“. . .FOR the world in its present form is passing away.” From a letter of St. Paul to the Corinthians (said to be a sinful people), read in church last Sunday.
Whether those words, written a little less than 2,000 years ago, stopped you in your tracks or did not, considering how often they are repeated during the liturgical year and outside the pulpit, what matters is the dichotomy between faith and fear. On the one hand we believe we are in God’s loving hands, on the other we have to be a bit scared so we don’t take things for granted, let down our guard, and recklessly disobey the minimum protocols for staying safe from infection and transmission.
Government’s latest plan, to allow 10-year-olds to go outside their residence in MGCQ areas starting Feb. 1, is setting off a brush fire of positive and negative reactions. Doctors and health workers are against it. Harmoniously, IATF and Cabinet members are for it. Mothers are torn between wanting to give their long imprisoned kids a break and wondering at the same time if it’s an insane idea.

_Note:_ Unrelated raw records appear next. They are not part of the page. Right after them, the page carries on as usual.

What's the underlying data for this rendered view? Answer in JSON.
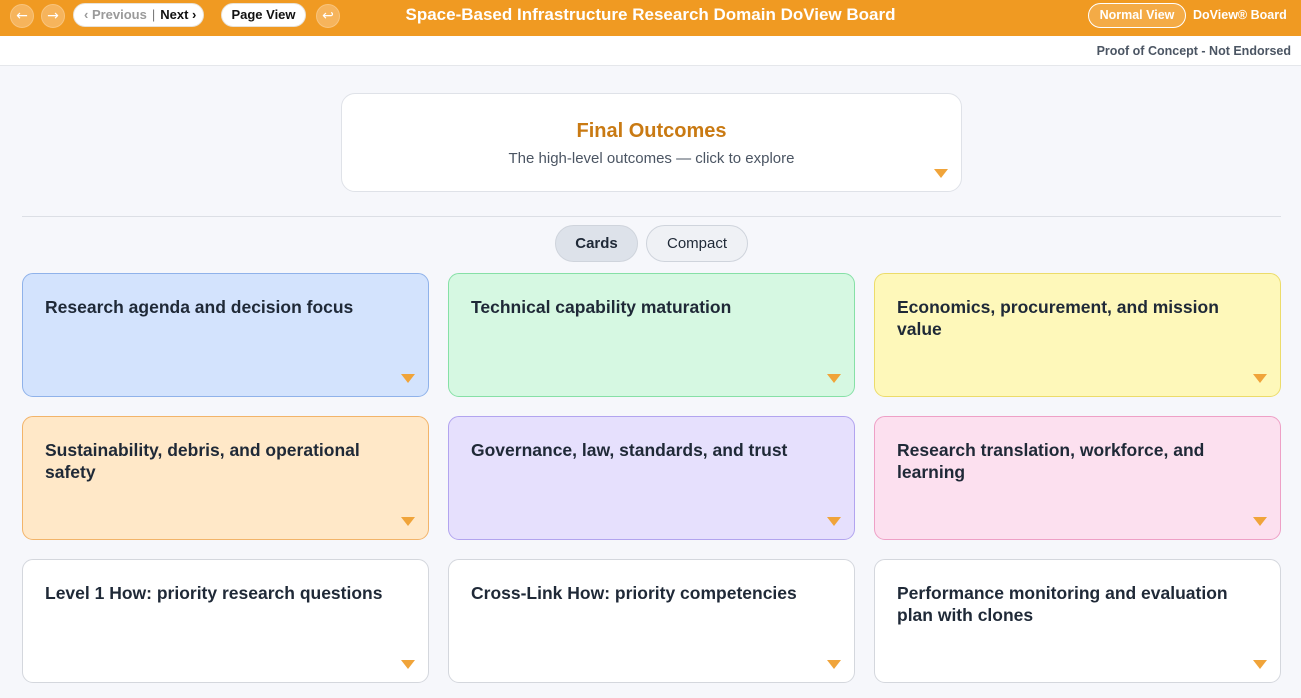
{
  "toolbar": {
    "back_icon": "arrow-left-icon",
    "forward_icon": "arrow-right-icon",
    "previous_label": "‹ Previous",
    "separator": "|",
    "next_label": "Next ›",
    "page_view_label": "Page View",
    "return_icon": "return-arrow-icon",
    "normal_view_label": "Normal View",
    "brand": "DoView® Board"
  },
  "app_title": "Space-Based Infrastructure Research Domain DoView Board",
  "disclaimer": "Proof of Concept - Not Endorsed",
  "final_outcomes": {
    "title": "Final Outcomes",
    "subtitle": "The high-level outcomes — click to explore"
  },
  "view_toggle": {
    "cards_label": "Cards",
    "compact_label": "Compact",
    "selected": "Cards"
  },
  "cards": [
    {
      "label": "Research agenda and decision focus",
      "color": "#d3e3fd"
    },
    {
      "label": "Technical capability maturation",
      "color": "#d6f8e2"
    },
    {
      "label": "Economics, procurement, and mission value",
      "color": "#fef8ba"
    },
    {
      "label": "Sustainability, debris, and operational safety",
      "color": "#ffe8c8"
    },
    {
      "label": "Governance, law, standards, and trust",
      "color": "#e6e0fd"
    },
    {
      "label": "Research translation, workforce, and learning",
      "color": "#fce0ef"
    },
    {
      "label": "Level 1 How: priority research questions",
      "color": "#ffffff"
    },
    {
      "label": "Cross-Link How: priority competencies",
      "color": "#ffffff"
    },
    {
      "label": "Performance monitoring and evaluation plan with clones",
      "color": "#ffffff"
    }
  ],
  "colors": {
    "accent": "#f09a22",
    "final_title": "#c97a13",
    "caret": "#f0a43a"
  }
}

My take: Leave it to the parents (and leave the LGUs out of this). We cannot think for parents all the time. We don’t know what kind of 10year-olds are in their care. If a family lives in cramped quarters, obviously their situation would be different from that of a family living in a well-ventilated home.
I asked a little girl what she thinks. In her own words: “I will be 10 in a few months but I don’t think I will be ready even then. It’s not the appropriate age because not all of us act responsibly.”
Next, I asked a 15-year-old boy to remember what he was like when he was 10. He replied: “It shouldn’t be hard to observe the do’s and don’ts. There’s no problem as long as I’m with adults who will look after me.”
A professional nanny’s opinion: “Ten is too soon. I’d rather be careful than sorry.”
Clearly, the idea is not to force parents to give their kids a free pass. In the long run, it all depends on what kind of parents they are and have been.